Data records for software interfaces
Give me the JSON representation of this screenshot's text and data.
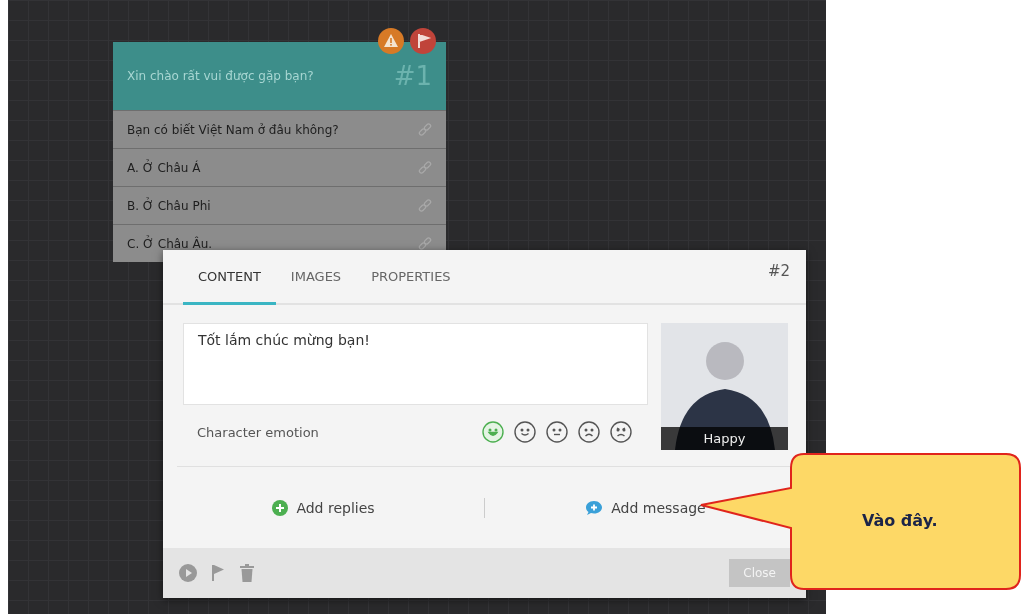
{
  "node": {
    "title": "Xin chào rất vui được gặp bạn?",
    "number": "#1",
    "badges": [
      {
        "kind": "warning"
      },
      {
        "kind": "flag"
      }
    ],
    "rows": [
      {
        "text": "Bạn có biết Việt Nam ở đâu không?"
      },
      {
        "text": "A. Ở Châu Á"
      },
      {
        "text": "B. Ở Châu Phi"
      },
      {
        "text": "C. Ở Châu Âu."
      }
    ]
  },
  "dialog": {
    "tabs": [
      {
        "label": "CONTENT",
        "selected": true
      },
      {
        "label": "IMAGES",
        "selected": false
      },
      {
        "label": "PROPERTIES",
        "selected": false
      }
    ],
    "number": "#2",
    "message": {
      "value": "Tốt lắm chúc mừng bạn!"
    },
    "emotion_label": "Character emotion",
    "emotions": [
      {
        "kind": "laugh",
        "selected": true
      },
      {
        "kind": "smile",
        "selected": false
      },
      {
        "kind": "neutral",
        "selected": false
      },
      {
        "kind": "sad",
        "selected": false
      },
      {
        "kind": "angry",
        "selected": false
      }
    ],
    "character_caption": "Happy",
    "actions": [
      {
        "kind": "replies",
        "label": "Add replies"
      },
      {
        "kind": "message",
        "label": "Add message"
      }
    ],
    "close": "Close"
  },
  "callout": {
    "text": "Vào đây."
  }
}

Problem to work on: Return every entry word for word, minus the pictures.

Answer area:
Give me the JSON representation of this screenshot's text and data.
{
  "node": {
    "title": "Xin chào rất vui được gặp bạn?",
    "number": "#1",
    "badges": [
      {
        "kind": "warning"
      },
      {
        "kind": "flag"
      }
    ],
    "rows": [
      {
        "text": "Bạn có biết Việt Nam ở đâu không?"
      },
      {
        "text": "A. Ở Châu Á"
      },
      {
        "text": "B. Ở Châu Phi"
      },
      {
        "text": "C. Ở Châu Âu."
      }
    ]
  },
  "dialog": {
    "tabs": [
      {
        "label": "CONTENT",
        "selected": true
      },
      {
        "label": "IMAGES",
        "selected": false
      },
      {
        "label": "PROPERTIES",
        "selected": false
      }
    ],
    "number": "#2",
    "message": {
      "value": "Tốt lắm chúc mừng bạn!"
    },
    "emotion_label": "Character emotion",
    "emotions": [
      {
        "kind": "laugh",
        "selected": true
      },
      {
        "kind": "smile",
        "selected": false
      },
      {
        "kind": "neutral",
        "selected": false
      },
      {
        "kind": "sad",
        "selected": false
      },
      {
        "kind": "angry",
        "selected": false
      }
    ],
    "character_caption": "Happy",
    "actions": [
      {
        "kind": "replies",
        "label": "Add replies"
      },
      {
        "kind": "message",
        "label": "Add message"
      }
    ],
    "close": "Close"
  },
  "callout": {
    "text": "Vào đây."
  }
}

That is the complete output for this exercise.